In this section of English 200, students will study the various meanings of vocation.  The course readings are drawn from a range of disciplines, including literature, philosophy, religious studies, history, and film studies.  Through a series of formal and informal writing assignments, students will also examine their own calling, explore possible careers, and identify ways to use their gifts and talents to serve others.  Big questions of the course include: Where am I going in life?  What do I want my future to be?  What am I being called to do?  How much choice do I have defining my life?  What are my unique gifts and talents?  What are my obligations to others?


Voices and Visions

By examining social and cultural images, students will a  nalyze the visual as it has become an integral part of rhetorical experiences.

In general, this course proposes to itself the departmental student outcomes:
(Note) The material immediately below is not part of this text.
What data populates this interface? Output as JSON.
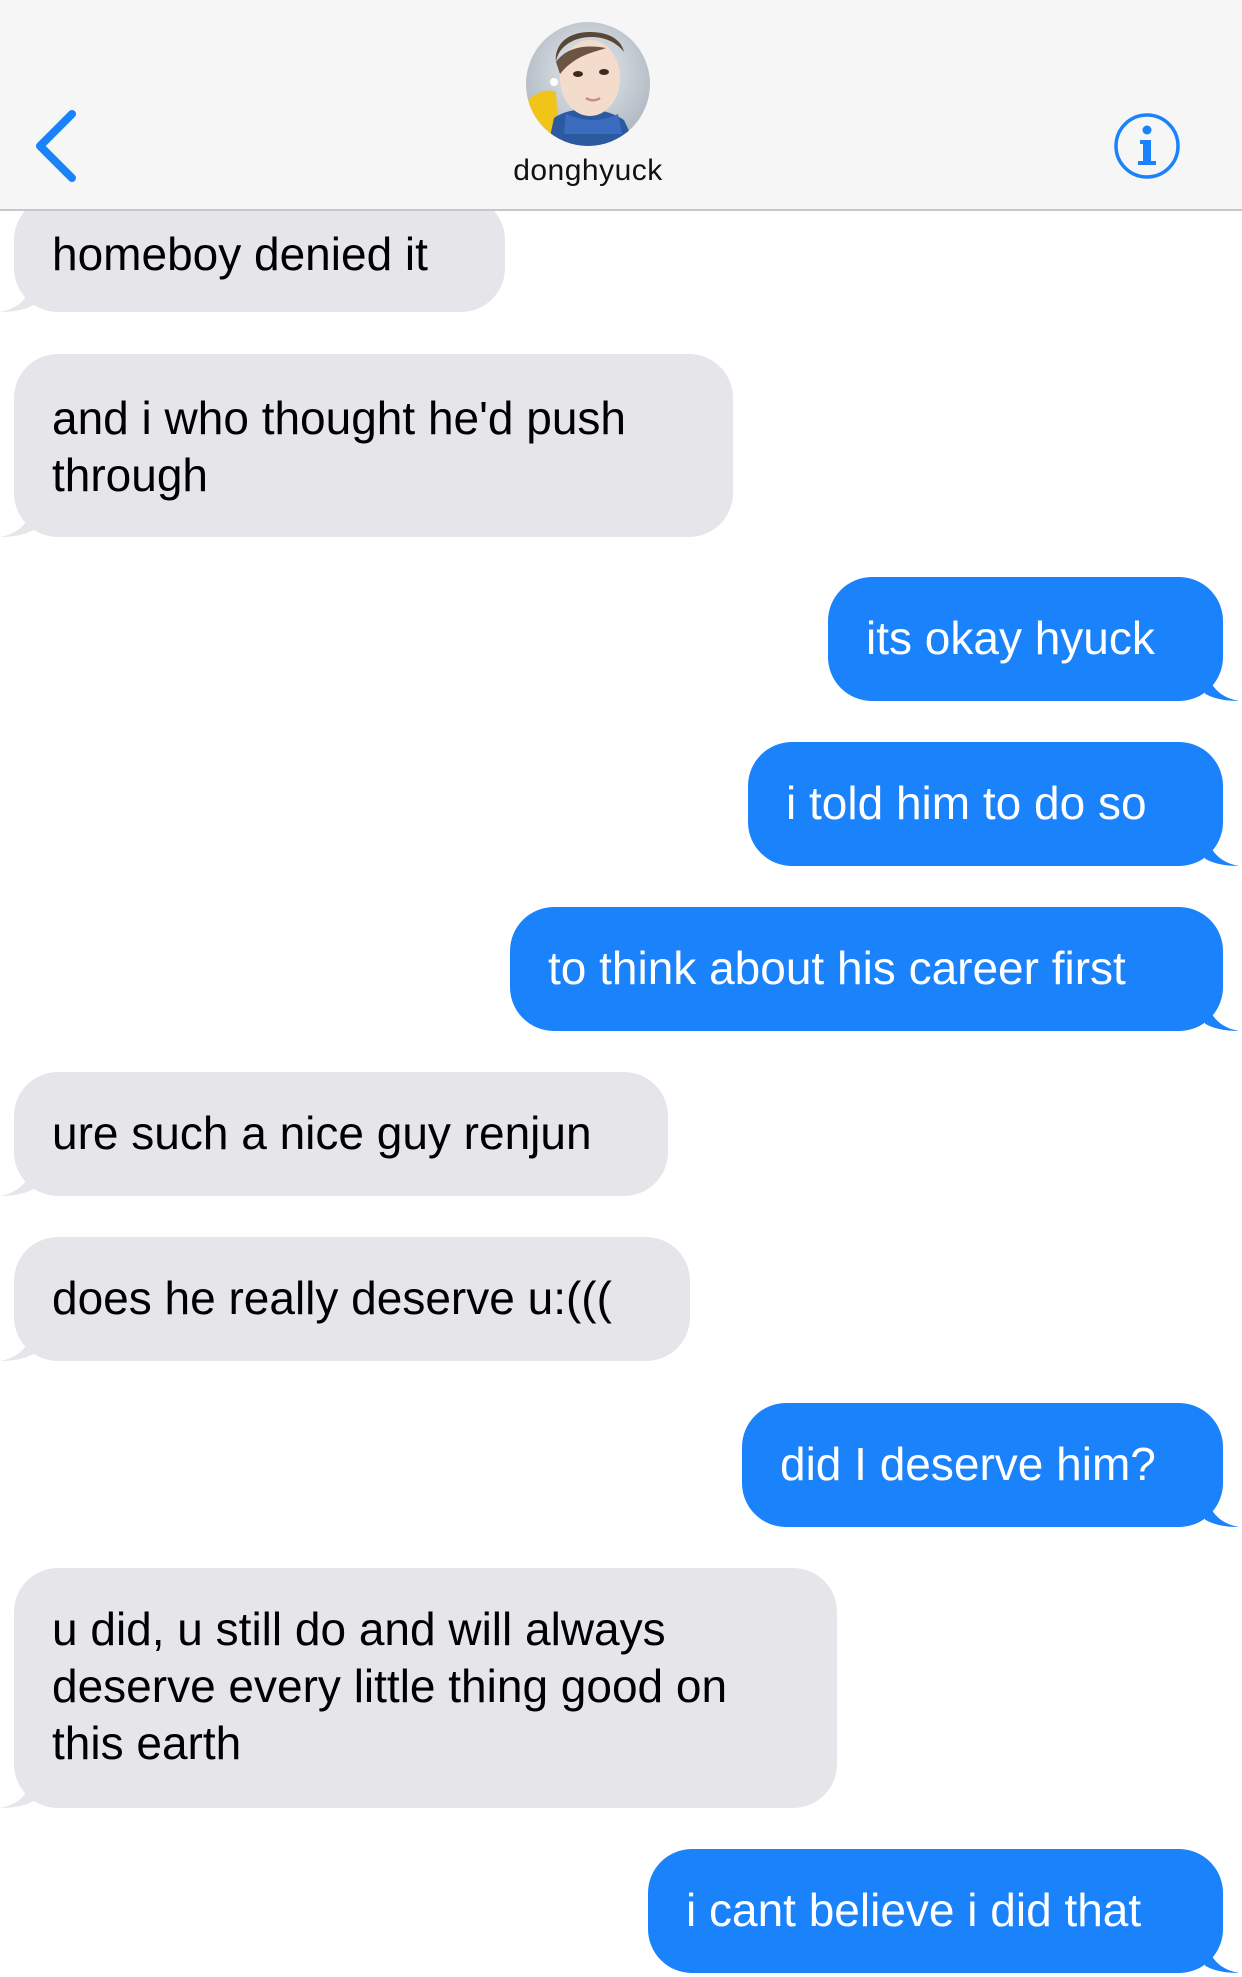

  • Write about primary and secondary texts on the course them (Voices & Visions) in a manner that reflects the ability to read critically;
  • Engage in a process approach to writing college-level prose;
  • Produce rhetorically effective college-level expository prose;
  • Produce well researched academic arguments and appeals that are documented in accordance with the MLA style manual;
  • Examine one topic from at least three disciplinary perspectives (two of which are in the Humanities Commons);
  • Examine one topic with attention to difference such as class, gender, race, sexuality, or religion;
  • Explore the relevance of the Catholic intellectual tradition for the study of reading, writing, and rhetoric as human endeavors.


War in the Arts

This course will discuss and research what it means to be human through two perspectives: 1.) the effects war has on art, as well as 2.) the effects art has on a society before, during, and after its wars. We will travel along many paths, most of which will be chosen by students. After our general discussions, each student will select her or his favorite or most intriguing piece of art about war to focus on for the final research project.


  • Art and War, by Laura Brandon

Other articles and stories:

  • “Late Night Thoughts on Listening to Mahler’s Ninth Symphony,” by Lewis Thomas
  • “Soldier’s Home,” by Ernest Hemingway
  • “How to Tell a True War Story,” by Tim O’Brien
  • “Warrior Code,” by Elizabeth Samet
  • “Quotes by Sun Tzu,” by Sun Tzu
  • “Artists in Time of War,” by Howard Zinn


  • Fred Kirchner                                                                        
  • Gerald McCarthy                                                       
  • Marilyn M. McMahon                                                           
  • Robert Lee Brewer                                                   
  • Matthew Arnold                                                        
  • Wilfred Owen
  • Siegfried Sasson
  • Yusef Komunyakaa

Songs and Videos:

  • Billy Joel
  • Paul Simon
  • John Lennon
  • Maya Lin

Other Readings:

  • Poetics, by Aristotle
  • “Concepts of Beauty,” by Thomas Aquinas
  • “The Idea of a University,” by Cardinal John Henry Newman
  • “War and Anti-War Art,” by Pablo Picasso


War Fiction

This section will study how various aspects of war have been represented in fiction. We will look at such figures and events as basic training, the enemy, the wounded, home-coming, and mental trauma. We will try to study as broad a range of texts as we can, in terms of both genre (film, novel, song) and conflict (the American Civil War, the 1991 Gulf War). One of our concerns during the semester will be to identify if the fiction we are studying ultimately works to distance us from war, or to bring us imaginatively closer to it. This will be significant as we speculate upon how these texts contribute to a kind of national consciousness and address a number of moral concerns. However, as far as the papers are concerned, students will have the opportunity to choose their own focus and pursue their own interests. Major writing assignments will encourage students to develop their own writing process, construct their own arguments, and conduct/use research.